Moody’s Investors Service revised the V.I. Water and Power Authority’s financial rating outlook from “negative” to “stable" this week according to WAPA. Utility officials said in a statement they believed the move was a reflection of improvements in WAPA’s financial position and the near completion of the fuel conversion program, switching the utility from petroleum to less expensive natural gas and other fuels.
In Thursday’s action, Moody’s also affirmed the rating for WAPA, including its approximate $140 million in senior revenue bonds at “Baa3” and $110 million of subordinate revenue bonds at “Ba1.”
“I am very encouraged by today’s announcement from Moody’s, one of the “big three” rating agencies. WAPA continues to take major steps forward in fulfilling its strategy to diversify its generation portfolio, at the same time, improving efficiency and adding renewable energy sources to the electric grid,” WAPA Executive Director Hugo Hodge said Tuesday afternoon.
The significance of today’s announcement is that now all three rating agencies have improved the authority’s financial outlook to stable, Hodge said, predicting WAPA will continue to see positive results in its financial ratings as WAPA improves its competitive position through rate cuts for its customers and moves away from complete dependence on fuel oil.
A statement by Moody’s said the “stable outlook assumes the progress WAPA has made in diversifying its fuel sources and lowering the cost of electricity for Virgin Islands ratepayers will continue to bear fruit and that the cost recovery and surcharge mechanisms approved by the Public Services Commission will support relatively stable cash flow metrics that are appropriate for the rating.”
“This action is indicative of all of WAPA’s efforts to lower the cost and improve the reliability of electricity in the Virgin Islands. While Moody’s was high on the ongoing conversion to LPG, it also took note of the strides being made to increase solar capacity to the grid as well as our efforts to develop smart grid through the introduction of Automated Metering Infrastructure as was presented to the rating agency earlier this year,” Hodge said.

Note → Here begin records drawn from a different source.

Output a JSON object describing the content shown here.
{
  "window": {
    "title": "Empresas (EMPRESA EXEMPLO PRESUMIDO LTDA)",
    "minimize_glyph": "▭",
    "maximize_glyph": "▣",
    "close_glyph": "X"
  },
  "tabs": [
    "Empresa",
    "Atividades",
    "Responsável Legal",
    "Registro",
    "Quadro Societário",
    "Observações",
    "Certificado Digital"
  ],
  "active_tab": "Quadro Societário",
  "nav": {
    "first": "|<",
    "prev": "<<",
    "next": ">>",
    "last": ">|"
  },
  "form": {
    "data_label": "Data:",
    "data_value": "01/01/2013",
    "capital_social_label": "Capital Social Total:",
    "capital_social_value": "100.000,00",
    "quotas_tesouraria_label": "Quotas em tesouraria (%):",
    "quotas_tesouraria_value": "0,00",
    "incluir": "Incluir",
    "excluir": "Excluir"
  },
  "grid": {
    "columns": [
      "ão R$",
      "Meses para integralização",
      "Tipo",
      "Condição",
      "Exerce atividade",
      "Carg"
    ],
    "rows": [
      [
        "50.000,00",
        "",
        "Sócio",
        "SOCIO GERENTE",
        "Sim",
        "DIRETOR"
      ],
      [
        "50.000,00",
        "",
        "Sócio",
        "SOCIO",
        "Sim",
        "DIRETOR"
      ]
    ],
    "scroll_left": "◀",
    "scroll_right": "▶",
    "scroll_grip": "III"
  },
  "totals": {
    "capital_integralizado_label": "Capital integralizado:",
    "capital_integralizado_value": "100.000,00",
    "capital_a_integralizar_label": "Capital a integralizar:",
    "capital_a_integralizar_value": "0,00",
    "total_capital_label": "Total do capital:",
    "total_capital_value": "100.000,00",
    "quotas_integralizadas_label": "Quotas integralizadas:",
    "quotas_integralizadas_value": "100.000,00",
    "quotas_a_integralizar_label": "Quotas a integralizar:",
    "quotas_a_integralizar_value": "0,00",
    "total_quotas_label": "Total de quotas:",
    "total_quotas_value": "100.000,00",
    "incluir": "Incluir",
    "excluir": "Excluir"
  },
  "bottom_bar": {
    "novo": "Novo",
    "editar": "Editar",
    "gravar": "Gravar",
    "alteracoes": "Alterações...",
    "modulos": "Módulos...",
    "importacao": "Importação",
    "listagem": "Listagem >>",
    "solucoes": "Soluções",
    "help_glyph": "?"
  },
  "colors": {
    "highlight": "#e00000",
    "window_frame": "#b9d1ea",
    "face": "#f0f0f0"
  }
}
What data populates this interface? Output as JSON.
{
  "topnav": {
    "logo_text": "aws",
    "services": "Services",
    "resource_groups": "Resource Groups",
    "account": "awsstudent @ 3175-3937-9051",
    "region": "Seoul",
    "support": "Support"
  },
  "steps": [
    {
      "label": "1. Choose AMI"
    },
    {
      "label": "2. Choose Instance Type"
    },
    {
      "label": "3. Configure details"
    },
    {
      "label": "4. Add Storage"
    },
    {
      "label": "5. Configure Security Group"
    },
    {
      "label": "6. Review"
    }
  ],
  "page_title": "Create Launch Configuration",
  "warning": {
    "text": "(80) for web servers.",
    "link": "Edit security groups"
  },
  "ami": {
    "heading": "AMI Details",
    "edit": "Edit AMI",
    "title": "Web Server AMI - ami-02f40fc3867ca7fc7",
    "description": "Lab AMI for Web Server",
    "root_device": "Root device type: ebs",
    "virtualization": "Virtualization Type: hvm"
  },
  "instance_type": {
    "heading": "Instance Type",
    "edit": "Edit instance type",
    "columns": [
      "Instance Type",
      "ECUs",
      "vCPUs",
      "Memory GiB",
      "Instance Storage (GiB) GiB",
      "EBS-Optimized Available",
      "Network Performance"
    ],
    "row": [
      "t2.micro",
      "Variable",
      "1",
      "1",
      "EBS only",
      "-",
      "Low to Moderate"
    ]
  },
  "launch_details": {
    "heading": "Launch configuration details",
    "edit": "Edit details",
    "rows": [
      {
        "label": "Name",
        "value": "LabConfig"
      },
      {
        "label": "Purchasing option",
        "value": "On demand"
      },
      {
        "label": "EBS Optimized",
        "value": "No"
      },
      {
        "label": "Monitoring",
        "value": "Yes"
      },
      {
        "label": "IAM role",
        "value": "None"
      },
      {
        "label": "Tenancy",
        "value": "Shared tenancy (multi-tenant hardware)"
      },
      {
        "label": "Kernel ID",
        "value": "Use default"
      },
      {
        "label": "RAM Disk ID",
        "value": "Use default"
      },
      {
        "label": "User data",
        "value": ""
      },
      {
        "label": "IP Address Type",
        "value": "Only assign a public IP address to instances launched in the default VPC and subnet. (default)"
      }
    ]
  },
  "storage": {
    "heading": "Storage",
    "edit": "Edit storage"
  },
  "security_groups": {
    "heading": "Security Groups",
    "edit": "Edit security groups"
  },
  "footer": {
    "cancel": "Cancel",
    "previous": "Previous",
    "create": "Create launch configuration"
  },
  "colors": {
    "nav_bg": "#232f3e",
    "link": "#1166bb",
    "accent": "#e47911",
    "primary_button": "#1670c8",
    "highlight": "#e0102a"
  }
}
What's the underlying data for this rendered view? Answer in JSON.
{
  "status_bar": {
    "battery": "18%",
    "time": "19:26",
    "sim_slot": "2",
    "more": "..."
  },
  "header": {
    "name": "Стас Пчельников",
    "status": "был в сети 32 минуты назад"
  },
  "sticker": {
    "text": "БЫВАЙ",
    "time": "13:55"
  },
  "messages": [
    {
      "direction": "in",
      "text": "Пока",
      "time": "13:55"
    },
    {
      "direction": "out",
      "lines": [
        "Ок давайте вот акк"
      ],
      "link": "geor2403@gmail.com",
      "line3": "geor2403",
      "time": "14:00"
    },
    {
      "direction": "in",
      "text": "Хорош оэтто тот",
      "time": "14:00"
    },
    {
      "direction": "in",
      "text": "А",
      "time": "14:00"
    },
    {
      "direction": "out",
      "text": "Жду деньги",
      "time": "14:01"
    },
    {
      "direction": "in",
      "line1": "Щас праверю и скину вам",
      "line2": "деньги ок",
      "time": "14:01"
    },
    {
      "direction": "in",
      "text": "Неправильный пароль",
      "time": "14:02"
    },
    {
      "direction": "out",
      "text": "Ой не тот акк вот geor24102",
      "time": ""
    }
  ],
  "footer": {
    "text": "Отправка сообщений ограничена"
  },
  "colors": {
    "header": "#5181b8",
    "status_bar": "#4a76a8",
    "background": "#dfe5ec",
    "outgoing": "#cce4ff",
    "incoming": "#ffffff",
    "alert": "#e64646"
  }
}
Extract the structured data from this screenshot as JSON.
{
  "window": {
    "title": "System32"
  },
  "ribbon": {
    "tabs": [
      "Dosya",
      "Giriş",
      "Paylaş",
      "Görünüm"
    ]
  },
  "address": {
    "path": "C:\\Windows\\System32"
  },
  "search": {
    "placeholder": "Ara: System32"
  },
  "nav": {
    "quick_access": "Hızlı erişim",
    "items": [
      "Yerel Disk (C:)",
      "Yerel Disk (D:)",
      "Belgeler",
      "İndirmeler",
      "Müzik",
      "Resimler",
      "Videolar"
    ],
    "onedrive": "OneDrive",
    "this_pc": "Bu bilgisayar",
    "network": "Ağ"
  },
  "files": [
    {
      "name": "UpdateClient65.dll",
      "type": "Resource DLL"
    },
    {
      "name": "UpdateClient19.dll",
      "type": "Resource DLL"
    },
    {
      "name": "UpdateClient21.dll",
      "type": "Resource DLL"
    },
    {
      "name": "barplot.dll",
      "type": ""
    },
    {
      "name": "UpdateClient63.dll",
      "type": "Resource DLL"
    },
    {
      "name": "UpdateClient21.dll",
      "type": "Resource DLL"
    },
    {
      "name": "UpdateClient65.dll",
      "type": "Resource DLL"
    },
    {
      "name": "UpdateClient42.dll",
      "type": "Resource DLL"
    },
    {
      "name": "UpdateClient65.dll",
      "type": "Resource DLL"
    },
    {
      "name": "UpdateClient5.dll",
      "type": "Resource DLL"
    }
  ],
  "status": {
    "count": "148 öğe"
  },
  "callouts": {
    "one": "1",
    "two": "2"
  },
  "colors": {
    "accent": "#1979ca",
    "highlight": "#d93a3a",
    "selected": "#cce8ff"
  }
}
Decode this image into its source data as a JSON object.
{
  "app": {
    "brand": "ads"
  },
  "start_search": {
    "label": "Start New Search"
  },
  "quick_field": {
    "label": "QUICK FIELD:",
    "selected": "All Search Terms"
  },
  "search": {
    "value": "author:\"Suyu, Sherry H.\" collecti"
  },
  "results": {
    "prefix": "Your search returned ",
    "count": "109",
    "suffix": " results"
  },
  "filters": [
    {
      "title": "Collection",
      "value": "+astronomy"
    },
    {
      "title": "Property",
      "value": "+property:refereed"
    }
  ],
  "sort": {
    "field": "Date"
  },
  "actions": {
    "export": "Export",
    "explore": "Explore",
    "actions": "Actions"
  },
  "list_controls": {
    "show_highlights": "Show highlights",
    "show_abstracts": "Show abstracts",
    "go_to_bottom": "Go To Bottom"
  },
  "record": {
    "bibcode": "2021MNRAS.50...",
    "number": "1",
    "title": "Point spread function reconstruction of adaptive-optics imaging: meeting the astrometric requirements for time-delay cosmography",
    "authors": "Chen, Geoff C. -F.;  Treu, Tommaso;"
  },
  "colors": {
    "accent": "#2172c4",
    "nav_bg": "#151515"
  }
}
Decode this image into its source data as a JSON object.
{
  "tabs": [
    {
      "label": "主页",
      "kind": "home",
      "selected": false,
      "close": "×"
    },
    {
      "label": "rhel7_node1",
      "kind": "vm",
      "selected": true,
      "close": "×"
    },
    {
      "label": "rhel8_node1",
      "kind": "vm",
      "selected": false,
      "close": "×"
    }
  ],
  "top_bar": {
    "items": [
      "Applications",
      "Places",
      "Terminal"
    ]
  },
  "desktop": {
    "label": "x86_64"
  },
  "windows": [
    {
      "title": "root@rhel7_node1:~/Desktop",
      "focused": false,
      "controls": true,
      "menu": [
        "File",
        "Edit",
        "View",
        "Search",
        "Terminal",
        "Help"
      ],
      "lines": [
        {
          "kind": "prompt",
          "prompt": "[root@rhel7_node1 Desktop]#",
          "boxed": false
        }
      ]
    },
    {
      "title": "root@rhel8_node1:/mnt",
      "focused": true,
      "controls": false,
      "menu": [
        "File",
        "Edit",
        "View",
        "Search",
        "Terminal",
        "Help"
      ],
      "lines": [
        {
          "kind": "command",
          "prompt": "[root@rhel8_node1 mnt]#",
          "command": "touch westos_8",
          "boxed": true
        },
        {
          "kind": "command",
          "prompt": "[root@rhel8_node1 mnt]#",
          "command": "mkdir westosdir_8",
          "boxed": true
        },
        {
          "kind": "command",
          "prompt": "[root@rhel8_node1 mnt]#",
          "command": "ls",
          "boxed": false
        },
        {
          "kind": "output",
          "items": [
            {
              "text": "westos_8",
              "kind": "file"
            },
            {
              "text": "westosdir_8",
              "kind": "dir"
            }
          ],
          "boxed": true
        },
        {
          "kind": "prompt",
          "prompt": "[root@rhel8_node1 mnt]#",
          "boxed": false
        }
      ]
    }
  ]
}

“I consider today’s rating announcement to be quite fair as it adequately reflected the challenge of operating a public utility within an island economy. The ratings considered the historically slow payment of the government and perhaps most importantly the fact that, unlike the majority of publicly owned electric utilities in the U.S., WAPA’s rates are subject to the approval of the PSC,” Hodge said.
He added that the rating recognized the regulatory support the utility has received as it has progressed towards the near completion of the conversion from oil fuel to tri fuel. “This has had the effect of lowering the rates which reducing the deferred fuel balances and associated debt burden," he said.
“In addition, the rating acknowledged the steady financial improvements that have occurred at WAPA over the past several years,” he said.